Collected data entries:
------------

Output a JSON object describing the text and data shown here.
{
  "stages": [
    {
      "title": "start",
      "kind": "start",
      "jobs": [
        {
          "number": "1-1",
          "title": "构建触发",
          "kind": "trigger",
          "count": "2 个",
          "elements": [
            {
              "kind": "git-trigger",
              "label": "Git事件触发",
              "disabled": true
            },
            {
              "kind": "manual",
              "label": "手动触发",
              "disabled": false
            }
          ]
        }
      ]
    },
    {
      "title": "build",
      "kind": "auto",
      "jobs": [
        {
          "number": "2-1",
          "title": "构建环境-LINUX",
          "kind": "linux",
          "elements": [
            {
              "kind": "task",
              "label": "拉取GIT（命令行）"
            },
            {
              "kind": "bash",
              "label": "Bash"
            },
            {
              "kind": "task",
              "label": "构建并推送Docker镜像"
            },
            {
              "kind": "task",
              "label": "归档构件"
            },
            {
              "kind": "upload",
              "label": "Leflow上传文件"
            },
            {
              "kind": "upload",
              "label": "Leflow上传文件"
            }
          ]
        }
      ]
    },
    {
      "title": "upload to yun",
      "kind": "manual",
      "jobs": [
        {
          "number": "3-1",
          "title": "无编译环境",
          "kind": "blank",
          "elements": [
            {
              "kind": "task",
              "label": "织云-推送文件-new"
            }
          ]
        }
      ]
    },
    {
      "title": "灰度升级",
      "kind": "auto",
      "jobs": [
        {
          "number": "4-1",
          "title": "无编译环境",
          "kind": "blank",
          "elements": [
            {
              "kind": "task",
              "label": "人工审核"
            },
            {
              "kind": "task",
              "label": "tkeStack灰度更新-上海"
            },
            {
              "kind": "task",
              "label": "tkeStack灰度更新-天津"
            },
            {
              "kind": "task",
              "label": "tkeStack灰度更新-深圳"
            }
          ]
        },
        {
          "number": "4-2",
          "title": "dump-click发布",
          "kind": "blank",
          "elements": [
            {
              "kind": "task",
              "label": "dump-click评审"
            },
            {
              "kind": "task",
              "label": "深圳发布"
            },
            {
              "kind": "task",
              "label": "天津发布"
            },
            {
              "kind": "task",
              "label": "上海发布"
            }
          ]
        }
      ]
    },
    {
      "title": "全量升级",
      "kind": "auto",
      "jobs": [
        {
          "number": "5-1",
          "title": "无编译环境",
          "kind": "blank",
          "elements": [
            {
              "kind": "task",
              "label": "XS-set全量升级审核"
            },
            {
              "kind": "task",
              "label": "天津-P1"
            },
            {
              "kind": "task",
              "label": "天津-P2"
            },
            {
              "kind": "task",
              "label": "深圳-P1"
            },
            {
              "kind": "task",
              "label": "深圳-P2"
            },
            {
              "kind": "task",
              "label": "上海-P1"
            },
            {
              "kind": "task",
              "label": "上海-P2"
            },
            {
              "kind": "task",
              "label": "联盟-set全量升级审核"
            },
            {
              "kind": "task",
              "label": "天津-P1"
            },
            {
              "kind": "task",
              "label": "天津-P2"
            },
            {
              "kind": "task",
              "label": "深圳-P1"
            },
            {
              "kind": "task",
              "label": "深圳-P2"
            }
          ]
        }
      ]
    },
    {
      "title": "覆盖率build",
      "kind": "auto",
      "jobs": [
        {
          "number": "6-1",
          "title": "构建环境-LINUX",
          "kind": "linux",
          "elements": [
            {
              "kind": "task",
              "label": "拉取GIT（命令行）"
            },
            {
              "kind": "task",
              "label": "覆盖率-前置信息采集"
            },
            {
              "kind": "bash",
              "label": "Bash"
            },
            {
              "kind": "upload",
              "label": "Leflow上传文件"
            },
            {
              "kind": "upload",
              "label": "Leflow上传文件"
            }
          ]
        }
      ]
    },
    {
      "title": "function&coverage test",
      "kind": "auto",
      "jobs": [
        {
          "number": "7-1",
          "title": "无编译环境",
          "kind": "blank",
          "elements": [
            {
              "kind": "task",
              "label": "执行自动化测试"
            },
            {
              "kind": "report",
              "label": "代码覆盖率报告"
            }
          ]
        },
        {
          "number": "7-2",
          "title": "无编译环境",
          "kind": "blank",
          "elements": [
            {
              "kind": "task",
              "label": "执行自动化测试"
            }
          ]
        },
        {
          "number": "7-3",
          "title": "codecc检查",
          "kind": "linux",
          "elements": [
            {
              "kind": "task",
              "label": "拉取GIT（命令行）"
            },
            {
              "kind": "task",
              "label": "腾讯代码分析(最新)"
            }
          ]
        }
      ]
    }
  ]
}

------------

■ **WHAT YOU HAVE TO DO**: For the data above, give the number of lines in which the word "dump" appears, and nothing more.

■ **SOLVED EXERCISE**: 2